I spent my afternoon in the LaTrobe University library looking through John Cage scores. The Orchestra has a project coming up that will be part of the Melbourne Festival’s Musicircus , a big sunset-to-sunrise performance event. I will have a group of about 30 child and adult musicians creating a performance event to be part of this, so I went with the co-curator of Musicircus Tim Humphries to do some research among the Library’s collection of Cage scores, and get some ideas.

Here are some early thoughts:

  • Inspired by Cage’s A Dip in the Lake – ten quicksteps, 61 waltzes, and 56 marches for Chicago and vicinity, a vocal section using addresses of places in Melbourne. (I need to find out what Cage actually did with all the addresses in A Dip…, too).
  • Mesostics, that might then be sung or somehow played – but created by the group in the first place. I think we might create them from the day’s newspaper. (What’s a mesostic?)
  • Include instruments such as tin cans (paint tins?), a battery-operated buzzer (this is how John Cage describes it – the mind boggles – it could be any number of things!), transistor radios, mobile phones…
  • Transparencies with various lines, dots and markings on them that can be randomly superimposed upon each other to create unique graphic scores to be read by the group.
  • Creating compositions using elements of chance (eg. dice) and an idea I had today using coloured squares and rectangles… I’ll make a template of this idea and post it soon. I’m quite excited by it as I think it will be simple to do but will sound very effective…
  • Unison sounds of inhaling and exhaling (following either a graphic score, or a conductor who indicates the pitch contour of the sounds and when the group should inhale or exhale.
  • Metronomes (the old-fashioned, visually-interesting kinds) all set to different tempi, ticking away constantly in what will be a very resonant performing space.

We’ll only have about three hours to rehearse all of this on the performance day, which will mean setting tasks for small groups to develop on their own, and then ordering each of these responses to make one big piece.

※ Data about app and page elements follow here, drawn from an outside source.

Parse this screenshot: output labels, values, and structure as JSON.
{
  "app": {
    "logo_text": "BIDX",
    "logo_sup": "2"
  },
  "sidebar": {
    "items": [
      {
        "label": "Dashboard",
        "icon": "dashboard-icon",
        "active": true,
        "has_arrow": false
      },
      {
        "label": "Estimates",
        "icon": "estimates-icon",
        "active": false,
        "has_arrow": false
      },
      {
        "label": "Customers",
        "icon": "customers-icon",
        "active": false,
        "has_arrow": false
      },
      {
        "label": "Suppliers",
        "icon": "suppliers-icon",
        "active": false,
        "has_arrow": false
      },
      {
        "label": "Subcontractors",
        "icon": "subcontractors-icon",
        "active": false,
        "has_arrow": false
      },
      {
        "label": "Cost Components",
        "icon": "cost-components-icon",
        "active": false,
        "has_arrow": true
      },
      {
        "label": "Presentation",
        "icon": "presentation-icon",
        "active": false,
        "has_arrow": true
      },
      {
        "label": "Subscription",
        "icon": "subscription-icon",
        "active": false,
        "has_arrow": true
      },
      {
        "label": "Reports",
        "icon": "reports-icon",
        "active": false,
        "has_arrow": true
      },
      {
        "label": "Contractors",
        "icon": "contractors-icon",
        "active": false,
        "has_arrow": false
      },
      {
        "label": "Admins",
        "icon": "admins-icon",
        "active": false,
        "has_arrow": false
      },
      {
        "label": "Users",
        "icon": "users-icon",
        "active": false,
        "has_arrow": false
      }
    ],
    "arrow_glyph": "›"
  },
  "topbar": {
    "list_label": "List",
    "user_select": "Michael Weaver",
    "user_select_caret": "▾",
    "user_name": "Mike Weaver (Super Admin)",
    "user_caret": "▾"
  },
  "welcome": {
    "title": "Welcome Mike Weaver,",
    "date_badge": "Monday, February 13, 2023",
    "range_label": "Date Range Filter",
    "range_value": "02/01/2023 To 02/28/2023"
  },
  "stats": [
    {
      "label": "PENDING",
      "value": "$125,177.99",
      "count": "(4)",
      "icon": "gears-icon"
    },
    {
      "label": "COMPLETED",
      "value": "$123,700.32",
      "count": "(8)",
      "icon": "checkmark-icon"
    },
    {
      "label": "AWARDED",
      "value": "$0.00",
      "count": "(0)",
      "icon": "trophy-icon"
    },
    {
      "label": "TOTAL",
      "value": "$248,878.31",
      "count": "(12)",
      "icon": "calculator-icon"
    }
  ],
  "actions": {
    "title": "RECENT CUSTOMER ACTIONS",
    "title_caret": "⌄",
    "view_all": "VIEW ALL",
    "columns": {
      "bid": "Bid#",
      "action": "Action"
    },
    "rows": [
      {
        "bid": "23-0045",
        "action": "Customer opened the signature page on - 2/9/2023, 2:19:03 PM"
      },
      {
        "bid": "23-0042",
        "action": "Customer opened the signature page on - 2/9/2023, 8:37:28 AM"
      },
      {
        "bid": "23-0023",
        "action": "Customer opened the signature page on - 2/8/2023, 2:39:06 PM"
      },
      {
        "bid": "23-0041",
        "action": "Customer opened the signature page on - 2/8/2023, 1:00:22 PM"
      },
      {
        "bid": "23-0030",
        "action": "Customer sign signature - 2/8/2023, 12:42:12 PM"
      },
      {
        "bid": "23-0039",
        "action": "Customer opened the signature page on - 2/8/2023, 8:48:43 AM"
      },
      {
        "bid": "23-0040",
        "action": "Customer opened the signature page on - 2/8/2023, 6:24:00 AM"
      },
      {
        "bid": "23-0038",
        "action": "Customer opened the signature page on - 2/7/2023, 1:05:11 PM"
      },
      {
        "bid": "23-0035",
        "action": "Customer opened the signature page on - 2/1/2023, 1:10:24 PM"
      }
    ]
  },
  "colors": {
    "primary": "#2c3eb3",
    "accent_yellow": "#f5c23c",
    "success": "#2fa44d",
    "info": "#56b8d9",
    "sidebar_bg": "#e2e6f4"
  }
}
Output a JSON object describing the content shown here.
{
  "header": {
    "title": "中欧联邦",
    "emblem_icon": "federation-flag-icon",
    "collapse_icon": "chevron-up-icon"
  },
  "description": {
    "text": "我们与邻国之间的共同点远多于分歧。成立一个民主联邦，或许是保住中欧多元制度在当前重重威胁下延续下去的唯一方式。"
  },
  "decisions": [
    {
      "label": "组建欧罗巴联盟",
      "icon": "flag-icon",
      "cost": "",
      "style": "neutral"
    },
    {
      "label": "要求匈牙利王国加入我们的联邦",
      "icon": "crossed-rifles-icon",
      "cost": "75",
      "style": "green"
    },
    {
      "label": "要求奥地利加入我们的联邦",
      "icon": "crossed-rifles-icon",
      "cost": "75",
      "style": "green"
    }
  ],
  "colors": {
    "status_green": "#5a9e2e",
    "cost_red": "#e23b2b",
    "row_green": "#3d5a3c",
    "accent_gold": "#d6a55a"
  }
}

We’ll work at ArtPlay.

Then again, we may perform in separate groups – either concurrently and independently of each other, or consecutively. It’s all in the spirit of the Musicircus!